Experience of Immigrant Care and the Need for Cultural-Competence Training Among Public Healthcare Providers

Sunday, 30 July 2017: 1:15 PM

Duckhee Chae, PhD, RN1
Jin-A Lee, MSN, RN2
Hyun-Lye Kim, PhD3
Asami Keiko, BSN1
(1)College of Nursing, Chonnam National University, Gwangju, Korea, Republic of (South)
(2)Department of Nursing College of Medicine, Chosun University, Gwangju, Korea, Republic of (South)
(3)Chosun University, Gwangju, Korea, Republic of (South)

Purpose: As the number of foreigners residing in Korea increased by five times during last two decades, Korean public health care providers are facing the diversity of race, ethnicity, and culture of clients. This study was to explore the experiences of public health care providers in providing health care service for immigrants living in Korea and to clarify educational needs for culturally competent care.

Methods: A qualitative description research design was used with five focus groups of 25 public health care providers from five community health centers in G city, South Korea. Focus group interviews were conducted at a time and place convenient to the participants using semi-structured interview guidelines. Audio-recorded interviews ranged 70 to 90 minutes and were immediately transcribed by the researcher. The data were analyzed using conventional qualitative analysis techniques.

Results: All participants were female and ranging in age from 22 years to 54 years. Most participants were public health nurses (76.9%), followed by dietitian (11.5%) and social workers (11.5%). The majority of immigrant clients were young married immigrant women who were situated in multi-layered vulnerability, and unequal power relationship between the couple. They also lacked of awareness of health behaviors. Public health care providers experienced difficulty in identification, enrollment, and retention of immigrants in health care programs, approach towards the most vulnerable group of immigrants, communication, building therapeutic relationships, inconsistency of the service program, and lack of systematic support. Most public health care providers had no prior cultural competence training. They needed to have cultural competence training as an essential continuing education course. They preferred eLearning course which consists of 6~8 sessions which lasts 20-30 minute each.

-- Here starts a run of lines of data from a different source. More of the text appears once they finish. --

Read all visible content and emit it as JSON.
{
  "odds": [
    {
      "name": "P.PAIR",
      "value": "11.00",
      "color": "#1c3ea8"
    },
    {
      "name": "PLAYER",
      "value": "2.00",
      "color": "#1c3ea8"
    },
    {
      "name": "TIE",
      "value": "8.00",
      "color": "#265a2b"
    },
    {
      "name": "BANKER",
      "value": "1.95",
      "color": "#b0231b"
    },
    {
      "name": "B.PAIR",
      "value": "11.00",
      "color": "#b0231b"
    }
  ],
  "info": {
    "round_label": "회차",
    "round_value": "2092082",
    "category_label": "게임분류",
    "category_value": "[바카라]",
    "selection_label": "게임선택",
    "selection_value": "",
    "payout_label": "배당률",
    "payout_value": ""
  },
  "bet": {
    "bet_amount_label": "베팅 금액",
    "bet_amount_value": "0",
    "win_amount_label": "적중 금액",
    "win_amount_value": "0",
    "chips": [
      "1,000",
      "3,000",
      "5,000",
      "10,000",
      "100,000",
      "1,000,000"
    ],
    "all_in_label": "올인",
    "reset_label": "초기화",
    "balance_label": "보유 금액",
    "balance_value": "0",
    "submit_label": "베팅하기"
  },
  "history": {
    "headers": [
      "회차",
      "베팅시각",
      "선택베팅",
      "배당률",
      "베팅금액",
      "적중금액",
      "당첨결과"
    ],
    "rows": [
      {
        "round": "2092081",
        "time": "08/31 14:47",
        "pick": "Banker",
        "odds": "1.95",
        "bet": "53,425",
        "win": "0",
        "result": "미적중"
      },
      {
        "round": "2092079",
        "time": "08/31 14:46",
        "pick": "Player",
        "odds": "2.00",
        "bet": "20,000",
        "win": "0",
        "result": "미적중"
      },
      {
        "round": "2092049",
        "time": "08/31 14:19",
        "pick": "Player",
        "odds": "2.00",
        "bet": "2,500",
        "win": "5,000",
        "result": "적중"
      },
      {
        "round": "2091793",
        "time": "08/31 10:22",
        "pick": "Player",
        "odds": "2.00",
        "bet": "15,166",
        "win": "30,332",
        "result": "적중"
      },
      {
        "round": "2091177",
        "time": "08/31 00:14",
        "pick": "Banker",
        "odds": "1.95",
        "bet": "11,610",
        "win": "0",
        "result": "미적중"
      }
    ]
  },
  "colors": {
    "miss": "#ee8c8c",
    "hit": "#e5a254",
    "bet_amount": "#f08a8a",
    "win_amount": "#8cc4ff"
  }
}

Conclusion: Public health care providers primarily provided maternal and child healthcare service to vulnerable young married immigrant women. They were situated in multiple challenges because of the vulnerability of the clients and the lack of preparedness for culturally competent care. It is suggested to develop cultural competence training through eLearning that reflects the situation experienced by public health care providers along with systematic support.